It has long been held that testosterone is the root of all evil—probably true for most wars, and possibly true for the development of prostate cancer. Oft times, lecturers on prostate cancer will cite sketchy data on eunuchs not developing prostate cancer. When you try to actually find data supporting this statement, it is very difficult indeed. On the other hand, men born with a genetic defect in 5-alpha reductase, the enzyme that converts testosterone to dihydrotestosterone, do seem to be protected from developing prostate cancer (of course, they don’t have prostates either!). Adding to the confusion surrounding this issue is the recurring finding that men with lower levels of testosterone who DO develop prostate cancer seem to have higher Gleason scores and in some cases more advanced stage, implying worse cancer outcomes.
So what would be the result of blocking the enzyme that converts T to DHT (which has 10 times the affinity for the androgen receptor) in preventing prostate cancer? This hypothesis was tested in two large randomized trials. I have reviewed the PCPT trial elsewhere in this blog. The REDUCE trial also looked at blocking the enzyme with dutasteride (Avodart, another 5 alpha-reductase inhibitor, or 5-ARI) in men who had PSA values of 2.5 to 10 and a previous negative biopsy. Both trials showed a reduction in the development of prostate cancer, but a disturbing increase in the few men with higher-grade tumors. These findings led to an FDA warning about increased risk for high-grade cancers that has been very controversial.
Another way to look at this controversy would be to simply evaluate what happens to men in terms of prostate cancer outcomes, not simply whether a certain grade or incidence of prostate cancer develops. In a current article in JAMA, Canadian investigators evaluated nearly 14,000 patients who were diagnosed with prostate cancer during the decade of 1999-2009 and compared the outcomes of men who were or were not taking a 5-ARI prior to their diagnosis. Using two separate mathematical models, they found no difference in prostate-specific or overall mortality in the two groups.
In an accompanying editorial by Drs. Figg and Thompson (two highly regarded experts in this area), the question of whether one should consider using 5-ARIs to prevent prostate cancer is further discussed.

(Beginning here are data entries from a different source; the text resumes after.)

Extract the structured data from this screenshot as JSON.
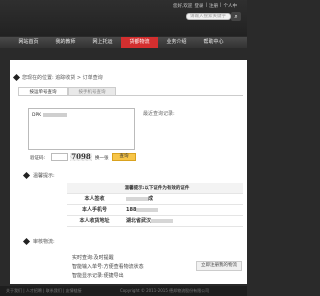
{
  "header": {
    "top_links": [
      "您好,欢迎",
      "登录",
      "|",
      "注册",
      "|",
      "个人中"
    ],
    "search_placeholder": "请输入搜索关键字",
    "search_button_icon": "search-icon"
  },
  "nav": {
    "items": [
      {
        "label": "网站首页",
        "active": false
      },
      {
        "label": "我的教师",
        "active": false
      },
      {
        "label": "网上托运",
        "active": false
      },
      {
        "label": "货都物流",
        "active": true
      },
      {
        "label": "业务介绍",
        "active": false
      },
      {
        "label": "帮助中心",
        "active": false
      }
    ]
  },
  "breadcrumb": "您现在的位置: 追踪收货 > 订单查询",
  "tabs": [
    {
      "label": "按运单号查询",
      "active": true
    },
    {
      "label": "按手机号查询",
      "active": false
    }
  ],
  "query": {
    "tracking_prefix": "DPK",
    "hint": "最近查询记录:",
    "captcha_label": "验证码:",
    "captcha_code": "7098",
    "captcha_refresh": "换一张",
    "submit_label": "查询"
  },
  "notice": {
    "title": "温馨提示:",
    "table_heading": "温馨提示:以下证件为有效的证件",
    "rows": [
      {
        "key": "本人签收",
        "value": "成"
      },
      {
        "key": "本人手机号",
        "value": "188"
      },
      {
        "key": "本人收货地址",
        "value": "湖北省武汉"
      }
    ]
  },
  "logistics": {
    "title": "审核物流:",
    "lines": [
      "实时查询:及时提醒",
      "智能输入单号:方便查看物流状态",
      "智能显示记录:便捷导出"
    ],
    "button_label": "立即注册我的物流"
  },
  "footer": {
    "left": "关于我们 | 人才招聘 | 联系我们 | 友情链接",
    "right": "Copyright © 2011-2015 德邦物流股份有限公司"
  }
}
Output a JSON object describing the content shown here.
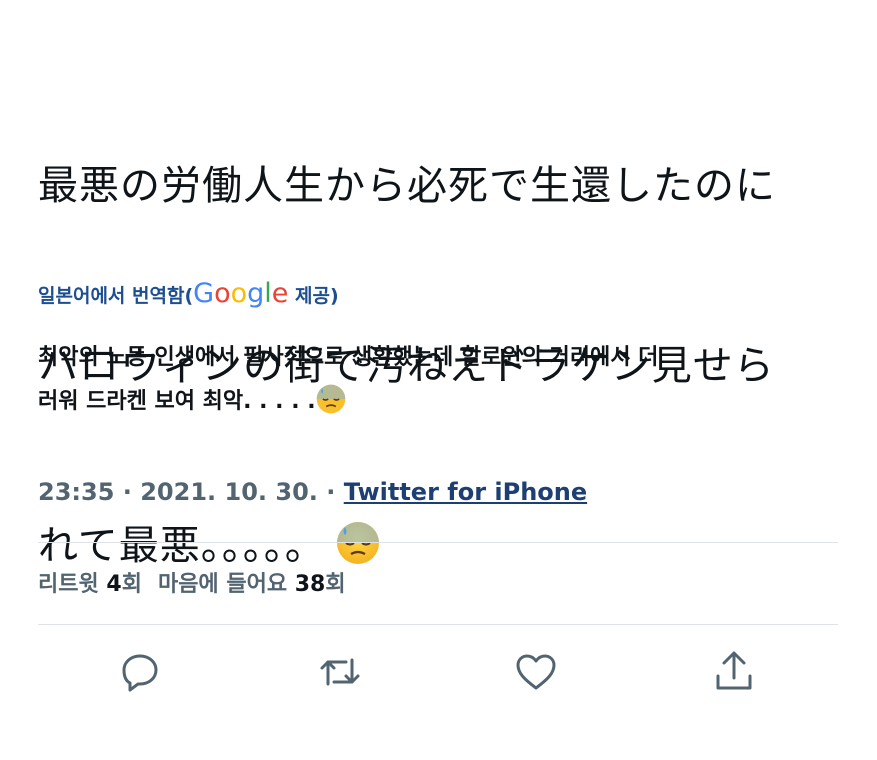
{
  "tweet": {
    "lines": [
      "最悪の労働人生から必死で生還したのに",
      "ハロウィンの街で汚ねえドラケン見せら",
      "れて最悪。。。。。"
    ],
    "emoji": "downcast-face-with-sweat"
  },
  "translation": {
    "label_prefix": "일본어에서 번역함(",
    "google": [
      "G",
      "o",
      "o",
      "g",
      "l",
      "e"
    ],
    "label_suffix": " 제공)",
    "lines": [
      "최악의 노동 인생에서 필사적으로 생환했는데 할로윈의 거리에서 더",
      "러워 드라켄 보여 최악. . . . ."
    ]
  },
  "meta": {
    "timestamp": "23:35 · 2021. 10. 30. · ",
    "source": "Twitter for iPhone"
  },
  "stats": {
    "retweets_label": "리트윗 ",
    "retweets_count": "4",
    "retweets_unit": "회",
    "likes_label": "마음에 들어요 ",
    "likes_count": "38",
    "likes_unit": "회"
  },
  "actions": {
    "icons": [
      "reply-icon",
      "retweet-icon",
      "like-icon",
      "share-icon"
    ],
    "color": "#536471"
  }
}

Their conclusion is as follows:
“The role of 5-ARIs as chemopreventive agents for prostate cancer remains uncertain. On the one hand, reduction of low-grade tumor incidence is unlikely to translate to a reduction in prostate cancer mortality; on the other hand, such a reduction could reduce disease overdetection and overtreatment, a serious concern that led the US Preventive Services Task Force to recommend against PSA screening.10 The study by Azoulay et al8 suggests that 5-ARI use is unlikely to increase prostate cancer mortality in men receiving them for BPH, reassuring those men on the symptom relief they may provide.”
Given these data and the discussion by the experts in the field, I would still recommend that sons of men with prostate cancer strongly consider taking 5-ARIs, even though they may not reduce the chances of developing a lethal cancer. It seems reassuring that they will not have a worse outcome in all likelihood. Prevention of a low-grade cancer and the morbidity from treatment seems a worthy goal to me (never mind the possibility of decreasing urinary obstructive BPH symptoms and reducing baldness). Whether it would help them not drive like idiots, attack their siblings at family gatherings, or say offensive things to their sisters is an entirely other matter. Happy Passover/Easter to those of you hosting such individuals!
This post originally was published on prost8blog, a blog to help patients and their families understand various aspects of prostate cancer, and is reprinted with permission of Dr. Glodé.